Self-taught Algerian artist Baya Mahieddine was orphaned at age five. Encouraged by her adoptive French parents, living in Algeria, to pursue art (although she remained illiterate), she began painting and sculpting in clay as early as 1943. Her work was soon discovered by gallerist Aimé Maeght who, along with André Breton, organised an exhibition of her works in Paris in 1947. Baya’s colourful mélange of surreal, childlike imagery, rich in symbols and ornamentation ranging from mystical to pagan to her Arab-Amazigh origins drew the attention of Henri Matisse and Pablo Picasso, with whom she later collaborated in the renowned Madoura pottery studio in Vallauris.
In 1982, Baya had a solo exhibition at the Museum Cantini in Marseille inaugurated by French President François Mitterrand in presence of the Mayor of Algiers and the Minister of Culture, Jack Lang. In 1986, she participated at the 2nd Biennial of La Havana, Cuba. In July 1987, she was honored by Algerian president Chadli. From 1980, Baya started suffering from a serious disease and died on November 9, 1998. Since her death, Baya’s work has been exhibited extensively in various museums and galleries. In 2018, Grey Art Gallery at New York University organised her first North American exhibition Baya, Woman of Algiers.

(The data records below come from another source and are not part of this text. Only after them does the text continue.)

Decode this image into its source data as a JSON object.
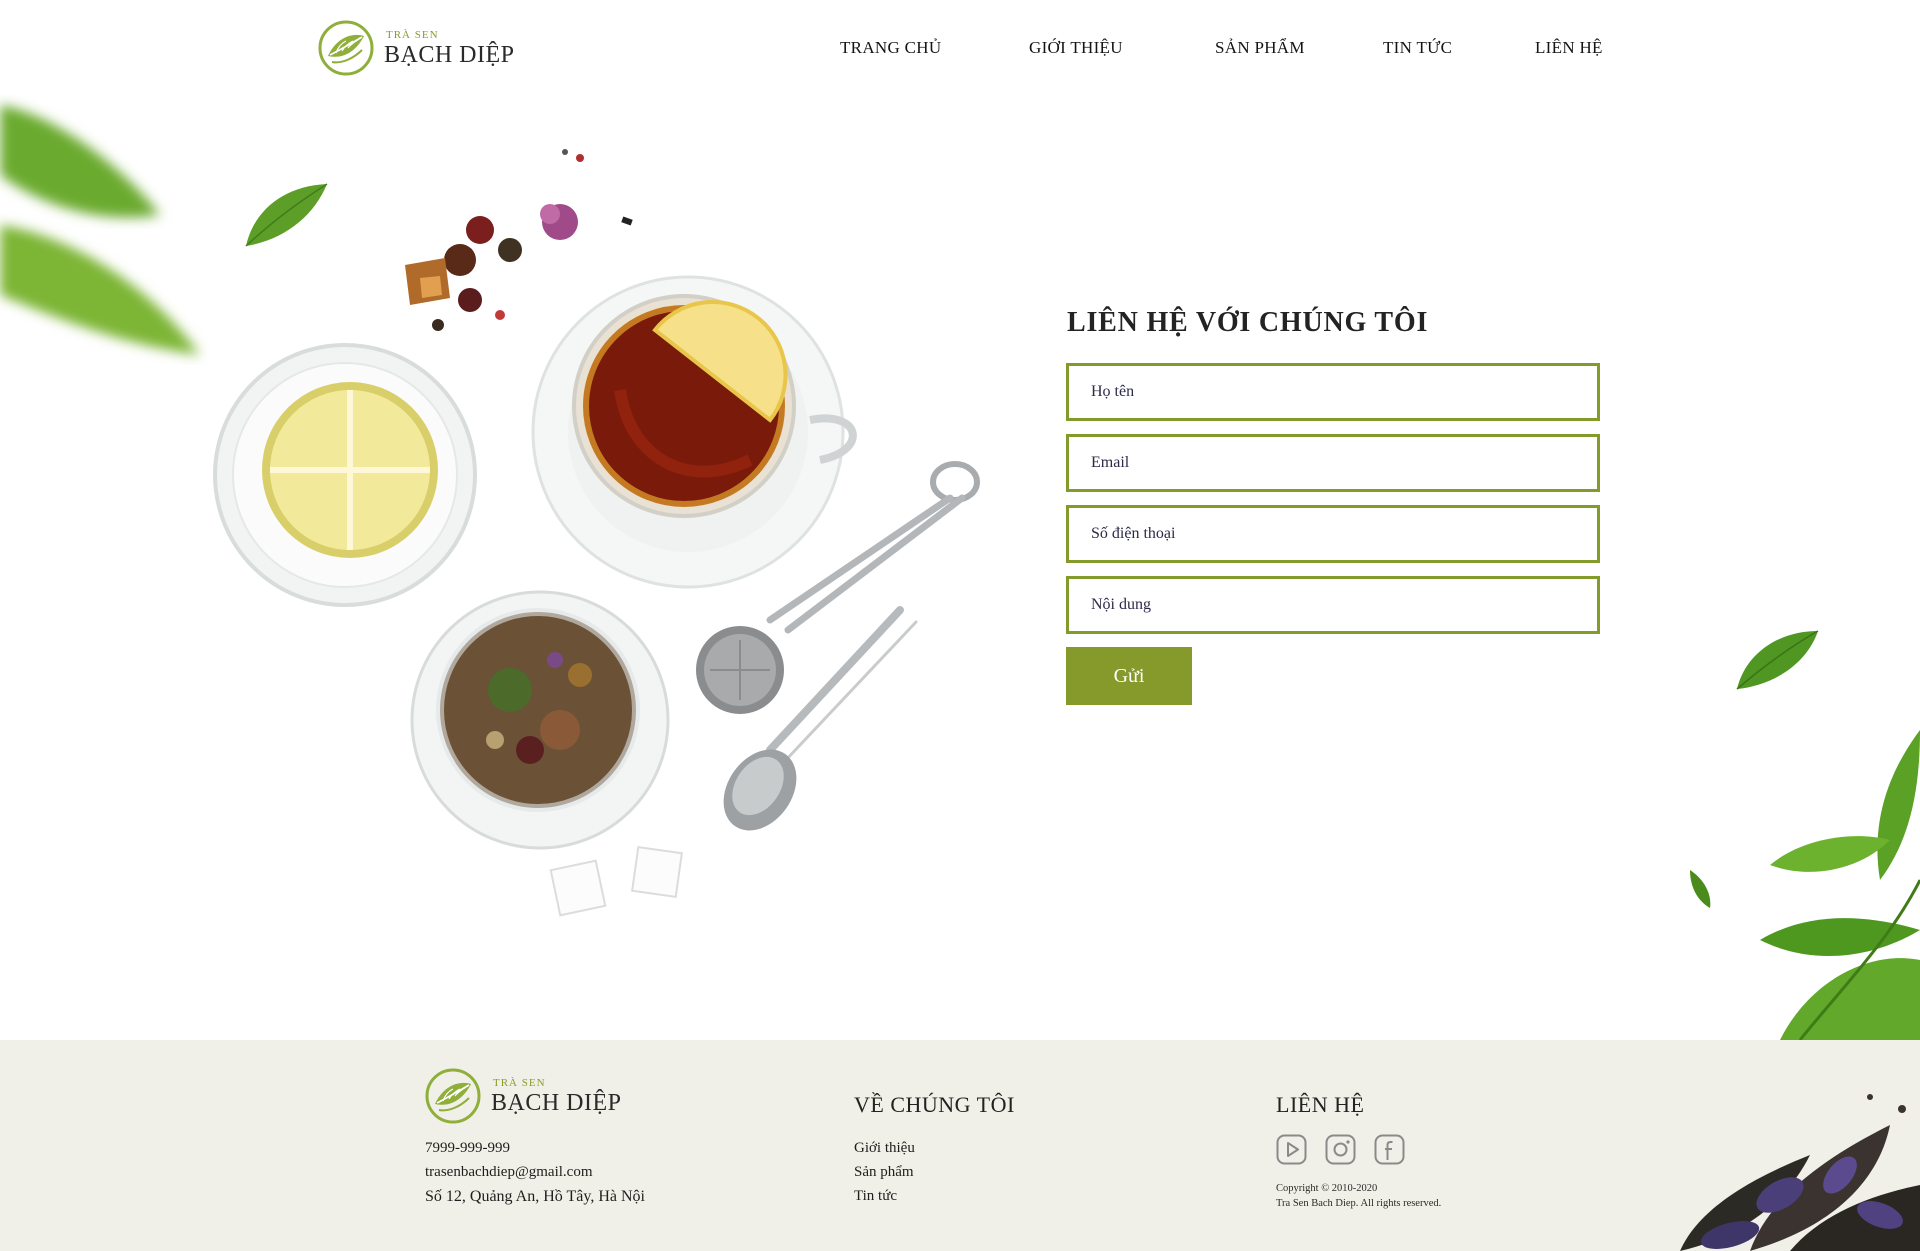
{
  "brand": {
    "small": "TRÀ SEN",
    "name": "BẠCH DIỆP"
  },
  "nav": {
    "items": [
      {
        "label": "TRANG CHỦ"
      },
      {
        "label": "GIỚI THIỆU"
      },
      {
        "label": "SẢN PHẨM"
      },
      {
        "label": "TIN TỨC"
      },
      {
        "label": "LIÊN HỆ"
      }
    ]
  },
  "contact": {
    "title": "LIÊN HỆ VỚI CHÚNG TÔI",
    "fields": {
      "name": "Họ tên",
      "email": "Email",
      "phone": "Số điện thoại",
      "message": "Nội dung"
    },
    "submit_label": "Gửi"
  },
  "footer": {
    "phone": "7999-999-999",
    "email": "trasenbachdiep@gmail.com",
    "address": "Số 12, Quảng An, Hồ Tây, Hà Nội",
    "about_title": "VỀ CHÚNG TÔI",
    "about_links": [
      "Giới thiệu",
      "Sản phẩm",
      "Tin tức"
    ],
    "contact_title": "LIÊN HỆ",
    "socials": [
      "youtube-icon",
      "instagram-icon",
      "facebook-icon"
    ],
    "copyright_line1": "Copyright © 2010-2020",
    "copyright_line2": "Tra Sen Bach Diep. All rights reserved."
  },
  "colors": {
    "accent": "#86992b",
    "footer_bg": "#f0f0e8",
    "leaf": "#5fa82a"
  }
}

Baya’s work is the subject of several international publications and her works can be found in numerous public and private collections worldwide.